this document in PDF PDF only  215 KB (16 pages)

Health hazard evaluation report: HETA-1991-0346-2572, FBI Academy, Quantico, Virginia
this document in PDF PDF only  325 KB (39 pages)

Related NIOSH Topic Pages


Noise / Hearing Loss

Take-Home Toxins

CDC/NIOSH Documents and Publications

Lead exposure and design considerations for indoor firing ranges
DHHS (NIOSH) Publication No. 76-130 (December 1975)
this document in PDF PDF only  113 KB (38 pages)
This technical document provides the user with recommendations for design considerations and work practices to reduce or eliminate health hazards associated with indoor firing ranges. It includes topics such as ventilation, noise, and maintenance issues.

Morbidity and Mortality Weekly Report June 17, 2005 / 54(23);577-579: Lead Exposure from Indoor Firing Ranges Among Students on Shooting Teams --- Alaska, 2002—2004
External link:
During 2002--2004, the Alaska Environmental Public Health Program (EPHP) conducted lead-exposure assessments of school-based indoor shooting teams in the state. This investigation revealed that lead exposure can occur at indoor firing ranges despite federal regulations and specific guidelines pertaining to range design and operation.

Morbidity and Mortality Weekly Report September 23, 1983 / 32(37);483-4,489: Reducing Exposures to Airborne Lead in Indoor Firing Ranges -- United States
External link:
Between 1980 and 1982, NIOSH completed nine evaluations of exposures to lead in indoor firing ranges.

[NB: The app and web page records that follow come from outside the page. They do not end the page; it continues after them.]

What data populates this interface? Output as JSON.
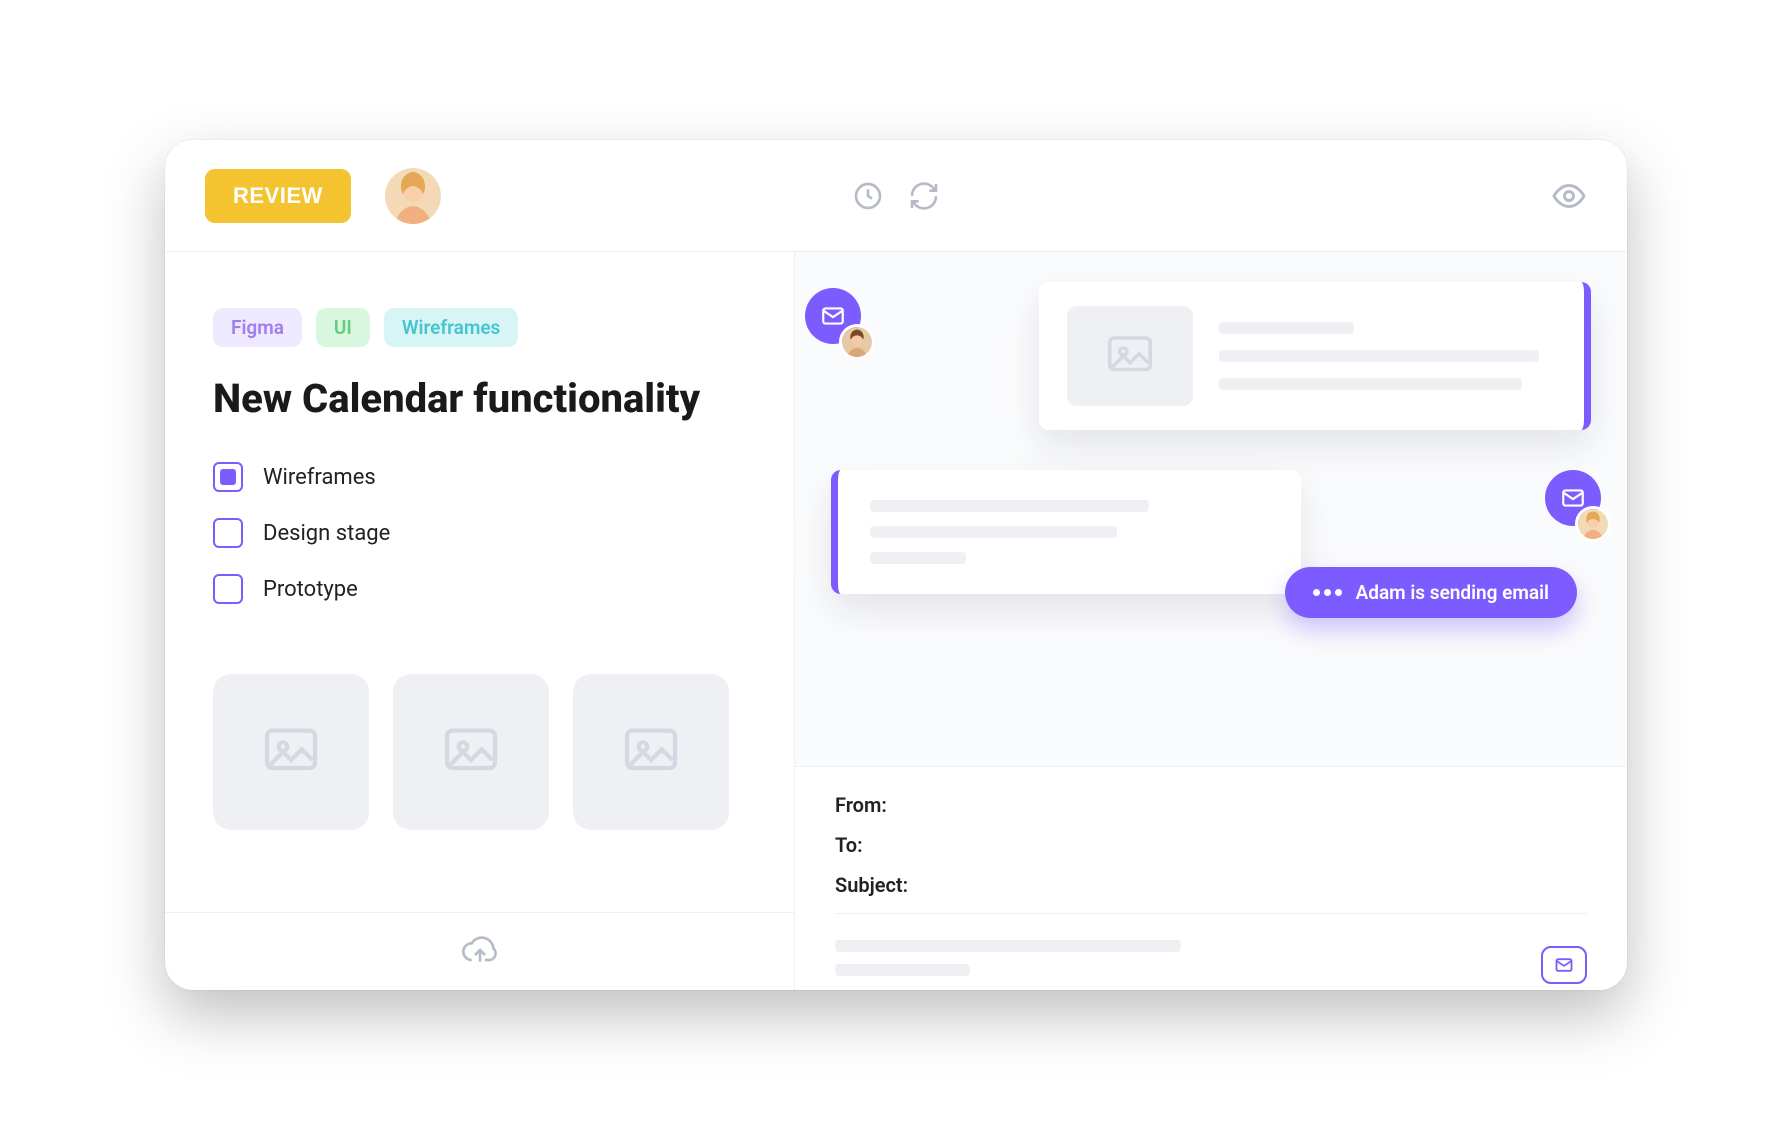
{
  "header": {
    "review_label": "REVIEW"
  },
  "tags": {
    "figma": "Figma",
    "ui": "UI",
    "wireframes": "Wireframes"
  },
  "page_title": "New Calendar functionality",
  "checklist": {
    "items": [
      {
        "label": "Wireframes",
        "checked": true
      },
      {
        "label": "Design stage",
        "checked": false
      },
      {
        "label": "Prototype",
        "checked": false
      }
    ]
  },
  "status_pill": "Adam is sending email",
  "compose": {
    "from_label": "From:",
    "to_label": "To:",
    "subject_label": "Subject:"
  }
}
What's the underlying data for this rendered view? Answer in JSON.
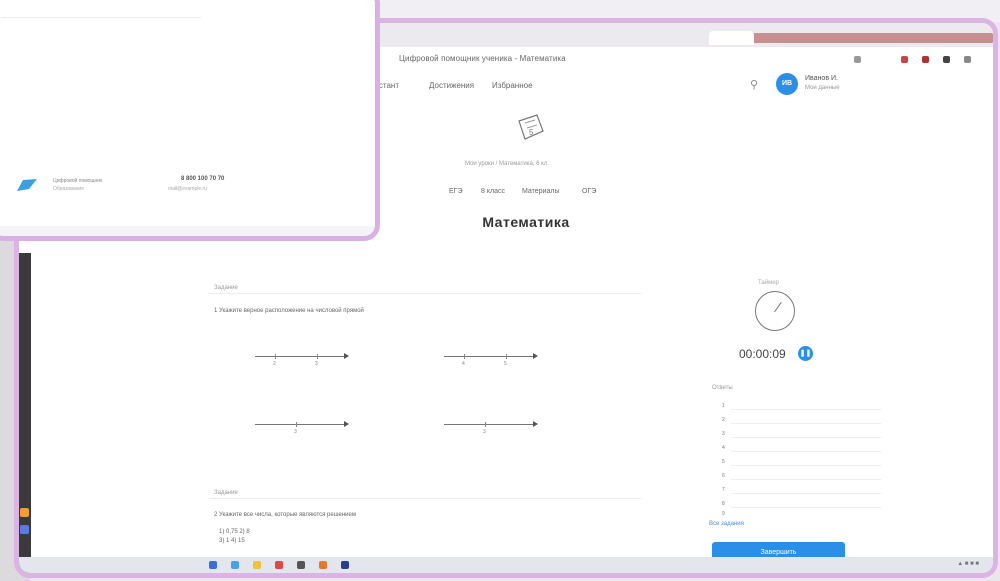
{
  "browser": {
    "address_text": "Цифровой помощник ученика - Математика",
    "search_icon": "search-icon",
    "colors": {
      "frame": "#dcb4e4",
      "accent": "#2b8fe8"
    }
  },
  "header": {
    "nav": [
      "Дистант",
      "Достижения",
      "Избранное"
    ],
    "user": {
      "initials": "ИВ",
      "name": "Иванов И.",
      "role": "Мои данные"
    }
  },
  "breadcrumb": "Мои уроки / Математика, 6 кл.",
  "subnav": [
    "ЕГЭ",
    "8 класс",
    "Материалы",
    "ОГЭ"
  ],
  "page_title": "Математика",
  "tasks": [
    {
      "header": "Задание",
      "text": "1 Укажите верное расположение на числовой прямой",
      "number_lines": [
        {
          "ticks": [
            "2",
            "3"
          ]
        },
        {
          "ticks": [
            "4",
            "5"
          ]
        },
        {
          "ticks": [
            "3"
          ]
        },
        {
          "ticks": [
            "3"
          ]
        }
      ]
    },
    {
      "header": "Задание",
      "text": "2 Укажите все числа, которые являются решением",
      "options": "1) 0,75  2) 8",
      "options2": "3) 1  4) 15"
    }
  ],
  "timer": {
    "caption": "Таймер",
    "value": "00:00:09",
    "button_icon": "pause-icon"
  },
  "answers": {
    "caption": "Ответы",
    "numbers": [
      "1",
      "2",
      "3",
      "4",
      "5",
      "6",
      "7",
      "8",
      "9"
    ]
  },
  "link_text": "Все задания",
  "submit_label": "Завершить",
  "overlay": {
    "line1": "Цифровой помощник",
    "line2": "Образование",
    "phone": "8 800 100 70 70",
    "email": "mail@example.ru"
  }
}
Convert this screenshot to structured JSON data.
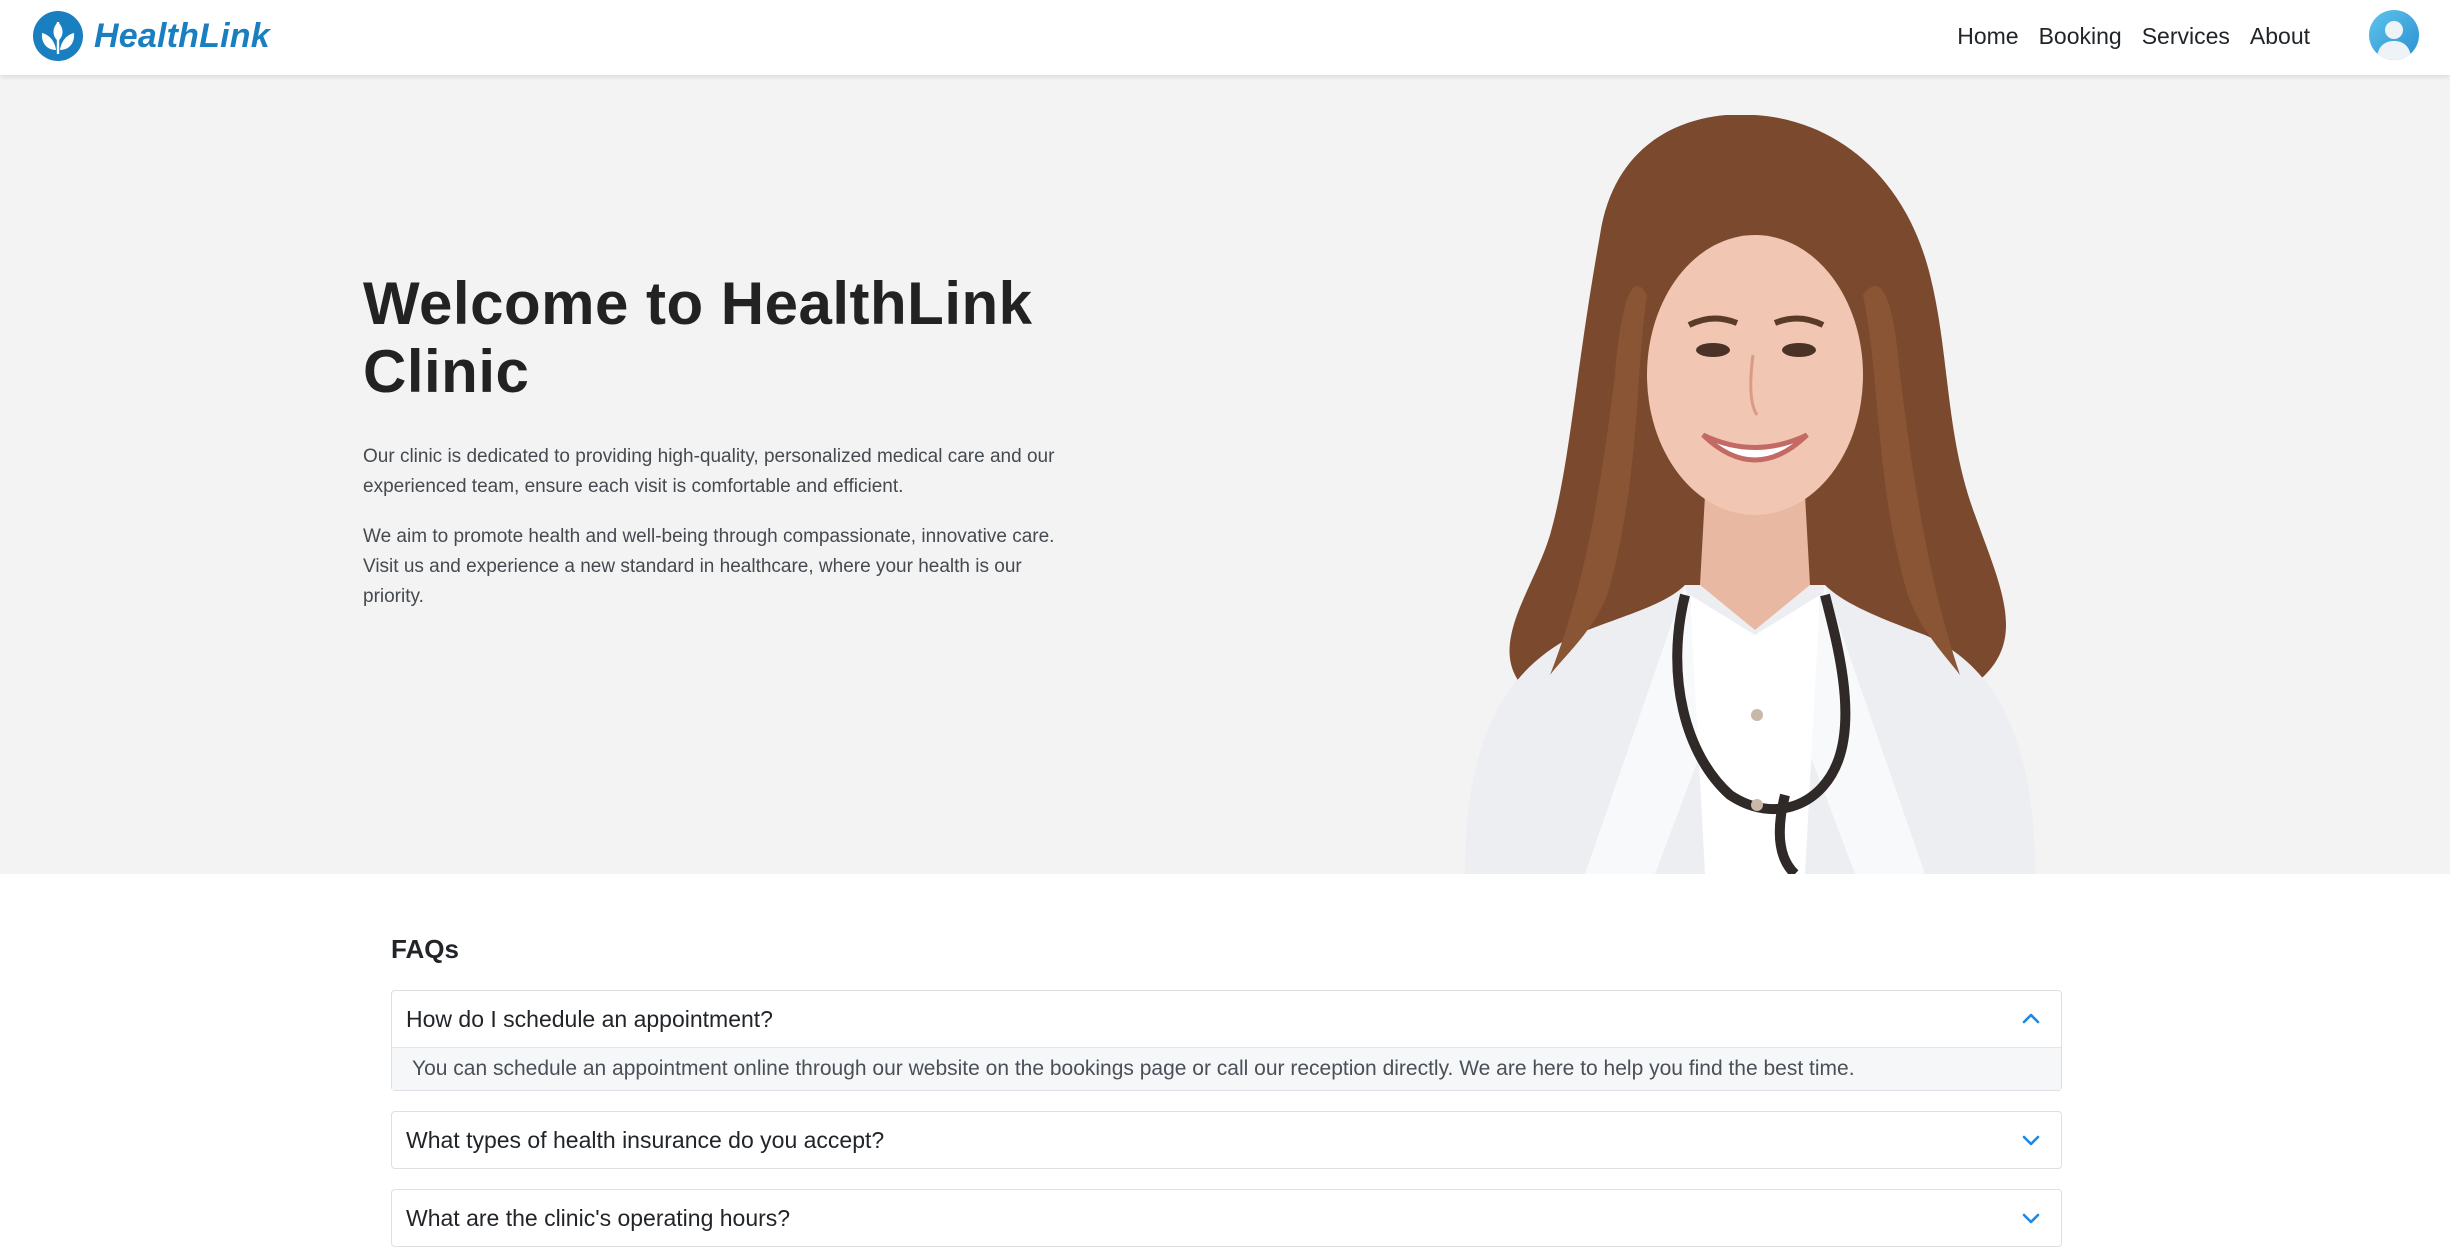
{
  "brand": {
    "name": "HealthLink",
    "color": "#1a7fc1",
    "logo_icon": "leaf-circle-icon"
  },
  "nav": {
    "links": [
      {
        "label": "Home"
      },
      {
        "label": "Booking"
      },
      {
        "label": "Services"
      },
      {
        "label": "About"
      }
    ],
    "avatar_icon": "user-avatar-icon"
  },
  "hero": {
    "title": "Welcome to HealthLink Clinic",
    "paragraphs": [
      "Our clinic is dedicated to providing high-quality, personalized medical care and our experienced team, ensure each visit is comfortable and efficient.",
      "We aim to promote health and well-being through compassionate, innovative care. Visit us and experience a new standard in healthcare, where your health is our priority."
    ],
    "image": "doctor-photo"
  },
  "faq": {
    "title": "FAQs",
    "items": [
      {
        "question": "How do I schedule an appointment?",
        "answer": "You can schedule an appointment online through our website on the bookings page or call our reception directly. We are here to help you find the best time.",
        "expanded": true,
        "icon": "chevron-up-icon"
      },
      {
        "question": "What types of health insurance do you accept?",
        "expanded": false,
        "icon": "chevron-down-icon"
      },
      {
        "question": "What are the clinic's operating hours?",
        "expanded": false,
        "icon": "chevron-down-icon"
      }
    ]
  },
  "colors": {
    "accent": "#1a7fc1",
    "hero_bg": "#f3f3f4",
    "chevron": "#1e88e5"
  }
}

Results show that exposure of shooters to airborne lead is greatly reduced by replacing traditional lead bullets with nylon-clad, copper-jacketed, or zinc ammunition.

Other Resources

Indoor Firing Ranges: Industrial Hygiene Technical Guide
External Link:
This technical manual, produced by the US Navy Environmental Health Center, provides general information on indoor firing ranges to assist the user in recognizing, evaluating, and controlling safety and health hazards inherent to such worksites.

Lead Management and OSHA Compliance for Indoor Shooting Ranges
External Link:
The National Association of Shooting Ranges (NASR) produced this manual though an alliance with the U.S. Department of Labor’s Occupational Safety and Health Administration, and input from the National Institute for Occupational Safety and Health of the Centers for Disease Control and Prevention. The manual provides valuable background on lead issues, as well as general guidance for lead monitoring and ventilation, precautions and coverage for employees, and related business practices.

External Link:
August 5, 2002: The Occupational Safety and Health Administration, the National Association of Shooting Ranges (NASR) and the Sporting Arms and Ammunition Manufacturers' Institute (SAAMI) established an Alliance to promote safe and healthful working conditions for workers in target shooting facilities.


Indoor Firing Ranges

Target Practice at a Firing Range


On This Page...

Health Hazard Evaluations
Other NIOSH Topic Pages
CDC/NIOSH Documents
Other Resources